= What needs to be done =
Please give the records below again in full, exactly, with the images left out.

Data about app and page elements:
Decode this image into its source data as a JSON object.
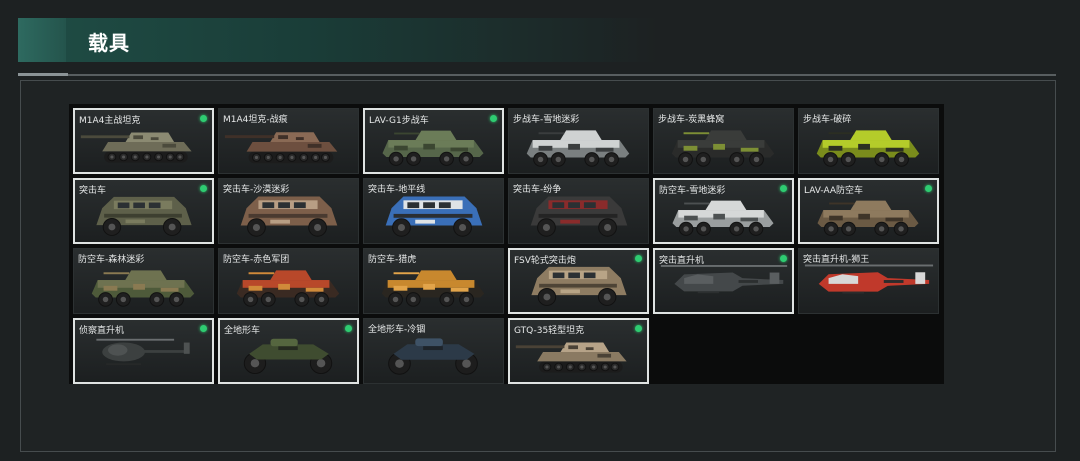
{
  "header": {
    "title": "载具"
  },
  "vehicles": [
    {
      "label": "M1A4主战坦克",
      "owned": true,
      "kind": "tank",
      "colors": [
        "#8b8a72",
        "#6e6c58",
        "#4b4a3c"
      ]
    },
    {
      "label": "M1A4坦克-战痕",
      "owned": false,
      "kind": "tank",
      "colors": [
        "#8a6a55",
        "#6d4f3f",
        "#3f3028"
      ]
    },
    {
      "label": "LAV-G1步战车",
      "owned": true,
      "kind": "ifv",
      "colors": [
        "#6b7c58",
        "#56664a",
        "#3b4631"
      ]
    },
    {
      "label": "步战车-雪地迷彩",
      "owned": false,
      "kind": "ifv",
      "colors": [
        "#cfd2d2",
        "#7a7f80",
        "#3a3d3e"
      ]
    },
    {
      "label": "步战车-炭黑蜂窝",
      "owned": false,
      "kind": "ifv",
      "colors": [
        "#3a3c3a",
        "#2a2b2a",
        "#7d8f35"
      ]
    },
    {
      "label": "步战车-破碎",
      "owned": false,
      "kind": "ifv",
      "colors": [
        "#b4cc2a",
        "#7a8c1c",
        "#2b2e22"
      ]
    },
    {
      "label": "突击车",
      "owned": true,
      "kind": "mrap",
      "colors": [
        "#7a7b5e",
        "#5e604a",
        "#3d3f30"
      ]
    },
    {
      "label": "突击车-沙漠迷彩",
      "owned": false,
      "kind": "mrap",
      "colors": [
        "#b89e84",
        "#7d5f4a",
        "#4a3a30"
      ]
    },
    {
      "label": "突击车-地平线",
      "owned": false,
      "kind": "mrap",
      "colors": [
        "#dfe3e6",
        "#3a6fb8",
        "#2a2e33"
      ]
    },
    {
      "label": "突击车-纷争",
      "owned": false,
      "kind": "mrap",
      "colors": [
        "#8a2b2b",
        "#3a3a3a",
        "#242424"
      ]
    },
    {
      "label": "防空车-雪地迷彩",
      "owned": true,
      "kind": "ifv",
      "colors": [
        "#d6d8d8",
        "#9a9e9f",
        "#4c5051"
      ]
    },
    {
      "label": "LAV-AA防空车",
      "owned": true,
      "kind": "ifv",
      "colors": [
        "#8e7a5e",
        "#6b5a44",
        "#3e3428"
      ]
    },
    {
      "label": "防空车-森林迷彩",
      "owned": false,
      "kind": "ifv",
      "colors": [
        "#6e7250",
        "#4e5a3a",
        "#8a7a52"
      ]
    },
    {
      "label": "防空车-赤色军团",
      "owned": false,
      "kind": "ifv",
      "colors": [
        "#b8482a",
        "#3a2a22",
        "#d08a3a"
      ]
    },
    {
      "label": "防空车-猎虎",
      "owned": false,
      "kind": "ifv",
      "colors": [
        "#c8882e",
        "#2a2620",
        "#e2a44a"
      ]
    },
    {
      "label": "FSV轮式突击炮",
      "owned": true,
      "kind": "mrap",
      "colors": [
        "#b8a486",
        "#8e7c62",
        "#4e4436"
      ]
    },
    {
      "label": "突击直升机",
      "owned": true,
      "kind": "heli",
      "colors": [
        "#5a5e60",
        "#44484a",
        "#2c2f30"
      ]
    },
    {
      "label": "突击直升机-狮王",
      "owned": false,
      "kind": "heli",
      "colors": [
        "#d8d8d8",
        "#c0392b",
        "#2c2c2c"
      ]
    },
    {
      "label": "侦察直升机",
      "owned": true,
      "kind": "littlebird",
      "colors": [
        "#4e5252",
        "#3c4040",
        "#262828"
      ]
    },
    {
      "label": "全地形车",
      "owned": true,
      "kind": "atv",
      "colors": [
        "#55663f",
        "#3f4c30",
        "#252a20"
      ]
    },
    {
      "label": "全地形车-冷锢",
      "owned": false,
      "kind": "atv",
      "colors": [
        "#3e5266",
        "#2c3a48",
        "#1e242a"
      ]
    },
    {
      "label": "GTQ-35轻型坦克",
      "owned": true,
      "kind": "lighttank",
      "colors": [
        "#b6a388",
        "#8a7a62",
        "#4a4236"
      ]
    }
  ]
}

= Answer for the task =
Decode this image into its source data as a JSON object.
{
  "header": {
    "title": "载具"
  },
  "vehicles": [
    {
      "label": "M1A4主战坦克",
      "owned": true,
      "kind": "tank",
      "colors": [
        "#8b8a72",
        "#6e6c58",
        "#4b4a3c"
      ]
    },
    {
      "label": "M1A4坦克-战痕",
      "owned": false,
      "kind": "tank",
      "colors": [
        "#8a6a55",
        "#6d4f3f",
        "#3f3028"
      ]
    },
    {
      "label": "LAV-G1步战车",
      "owned": true,
      "kind": "ifv",
      "colors": [
        "#6b7c58",
        "#56664a",
        "#3b4631"
      ]
    },
    {
      "label": "步战车-雪地迷彩",
      "owned": false,
      "kind": "ifv",
      "colors": [
        "#cfd2d2",
        "#7a7f80",
        "#3a3d3e"
      ]
    },
    {
      "label": "步战车-炭黑蜂窝",
      "owned": false,
      "kind": "ifv",
      "colors": [
        "#3a3c3a",
        "#2a2b2a",
        "#7d8f35"
      ]
    },
    {
      "label": "步战车-破碎",
      "owned": false,
      "kind": "ifv",
      "colors": [
        "#b4cc2a",
        "#7a8c1c",
        "#2b2e22"
      ]
    },
    {
      "label": "突击车",
      "owned": true,
      "kind": "mrap",
      "colors": [
        "#7a7b5e",
        "#5e604a",
        "#3d3f30"
      ]
    },
    {
      "label": "突击车-沙漠迷彩",
      "owned": false,
      "kind": "mrap",
      "colors": [
        "#b89e84",
        "#7d5f4a",
        "#4a3a30"
      ]
    },
    {
      "label": "突击车-地平线",
      "owned": false,
      "kind": "mrap",
      "colors": [
        "#dfe3e6",
        "#3a6fb8",
        "#2a2e33"
      ]
    },
    {
      "label": "突击车-纷争",
      "owned": false,
      "kind": "mrap",
      "colors": [
        "#8a2b2b",
        "#3a3a3a",
        "#242424"
      ]
    },
    {
      "label": "防空车-雪地迷彩",
      "owned": true,
      "kind": "ifv",
      "colors": [
        "#d6d8d8",
        "#9a9e9f",
        "#4c5051"
      ]
    },
    {
      "label": "LAV-AA防空车",
      "owned": true,
      "kind": "ifv",
      "colors": [
        "#8e7a5e",
        "#6b5a44",
        "#3e3428"
      ]
    },
    {
      "label": "防空车-森林迷彩",
      "owned": false,
      "kind": "ifv",
      "colors": [
        "#6e7250",
        "#4e5a3a",
        "#8a7a52"
      ]
    },
    {
      "label": "防空车-赤色军团",
      "owned": false,
      "kind": "ifv",
      "colors": [
        "#b8482a",
        "#3a2a22",
        "#d08a3a"
      ]
    },
    {
      "label": "防空车-猎虎",
      "owned": false,
      "kind": "ifv",
      "colors": [
        "#c8882e",
        "#2a2620",
        "#e2a44a"
      ]
    },
    {
      "label": "FSV轮式突击炮",
      "owned": true,
      "kind": "mrap",
      "colors": [
        "#b8a486",
        "#8e7c62",
        "#4e4436"
      ]
    },
    {
      "label": "突击直升机",
      "owned": true,
      "kind": "heli",
      "colors": [
        "#5a5e60",
        "#44484a",
        "#2c2f30"
      ]
    },
    {
      "label": "突击直升机-狮王",
      "owned": false,
      "kind": "heli",
      "colors": [
        "#d8d8d8",
        "#c0392b",
        "#2c2c2c"
      ]
    },
    {
      "label": "侦察直升机",
      "owned": true,
      "kind": "littlebird",
      "colors": [
        "#4e5252",
        "#3c4040",
        "#262828"
      ]
    },
    {
      "label": "全地形车",
      "owned": true,
      "kind": "atv",
      "colors": [
        "#55663f",
        "#3f4c30",
        "#252a20"
      ]
    },
    {
      "label": "全地形车-冷锢",
      "owned": false,
      "kind": "atv",
      "colors": [
        "#3e5266",
        "#2c3a48",
        "#1e242a"
      ]
    },
    {
      "label": "GTQ-35轻型坦克",
      "owned": true,
      "kind": "lighttank",
      "colors": [
        "#b6a388",
        "#8a7a62",
        "#4a4236"
      ]
    }
  ]
}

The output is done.